• TASK DIRECTIONS: Please repeat the records, word for word and without gaps.

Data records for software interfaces

* * * * *

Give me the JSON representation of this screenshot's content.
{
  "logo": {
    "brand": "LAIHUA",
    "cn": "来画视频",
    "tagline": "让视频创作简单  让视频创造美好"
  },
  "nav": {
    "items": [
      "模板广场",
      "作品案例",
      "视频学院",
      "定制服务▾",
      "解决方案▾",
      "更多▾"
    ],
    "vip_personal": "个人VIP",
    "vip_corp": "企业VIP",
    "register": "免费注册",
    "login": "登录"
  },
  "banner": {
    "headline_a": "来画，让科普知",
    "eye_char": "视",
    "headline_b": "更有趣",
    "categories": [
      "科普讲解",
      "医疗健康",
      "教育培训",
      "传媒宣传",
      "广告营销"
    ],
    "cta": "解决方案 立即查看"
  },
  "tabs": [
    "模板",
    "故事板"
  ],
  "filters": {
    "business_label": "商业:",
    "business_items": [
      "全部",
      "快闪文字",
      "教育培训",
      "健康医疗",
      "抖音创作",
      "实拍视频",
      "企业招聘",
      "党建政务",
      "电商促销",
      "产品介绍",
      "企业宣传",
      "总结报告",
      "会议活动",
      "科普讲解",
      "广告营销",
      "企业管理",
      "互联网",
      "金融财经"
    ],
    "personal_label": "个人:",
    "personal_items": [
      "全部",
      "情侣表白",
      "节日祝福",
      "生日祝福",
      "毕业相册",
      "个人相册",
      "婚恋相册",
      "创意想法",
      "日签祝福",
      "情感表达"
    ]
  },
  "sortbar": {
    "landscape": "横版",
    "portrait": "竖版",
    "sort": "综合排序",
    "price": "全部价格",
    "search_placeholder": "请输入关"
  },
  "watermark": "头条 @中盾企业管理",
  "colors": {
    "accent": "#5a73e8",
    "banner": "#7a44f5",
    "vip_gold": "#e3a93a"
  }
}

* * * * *

• EXPECTED ANSWER:
Give me the JSON representation of this screenshot's content.
{
  "logo": {
    "brand": "LAIHUA",
    "cn": "来画视频",
    "tagline": "让视频创作简单  让视频创造美好"
  },
  "nav": {
    "items": [
      "模板广场",
      "作品案例",
      "视频学院",
      "定制服务▾",
      "解决方案▾",
      "更多▾"
    ],
    "vip_personal": "个人VIP",
    "vip_corp": "企业VIP",
    "register": "免费注册",
    "login": "登录"
  },
  "banner": {
    "headline_a": "来画，让科普知",
    "eye_char": "视",
    "headline_b": "更有趣",
    "categories": [
      "科普讲解",
      "医疗健康",
      "教育培训",
      "传媒宣传",
      "广告营销"
    ],
    "cta": "解决方案 立即查看"
  },
  "tabs": [
    "模板",
    "故事板"
  ],
  "filters": {
    "business_label": "商业:",
    "business_items": [
      "全部",
      "快闪文字",
      "教育培训",
      "健康医疗",
      "抖音创作",
      "实拍视频",
      "企业招聘",
      "党建政务",
      "电商促销",
      "产品介绍",
      "企业宣传",
      "总结报告",
      "会议活动",
      "科普讲解",
      "广告营销",
      "企业管理",
      "互联网",
      "金融财经"
    ],
    "personal_label": "个人:",
    "personal_items": [
      "全部",
      "情侣表白",
      "节日祝福",
      "生日祝福",
      "毕业相册",
      "个人相册",
      "婚恋相册",
      "创意想法",
      "日签祝福",
      "情感表达"
    ]
  },
  "sortbar": {
    "landscape": "横版",
    "portrait": "竖版",
    "sort": "综合排序",
    "price": "全部价格",
    "search_placeholder": "请输入关"
  },
  "watermark": "头条 @中盾企业管理",
  "colors": {
    "accent": "#5a73e8",
    "banner": "#7a44f5",
    "vip_gold": "#e3a93a"
  }
}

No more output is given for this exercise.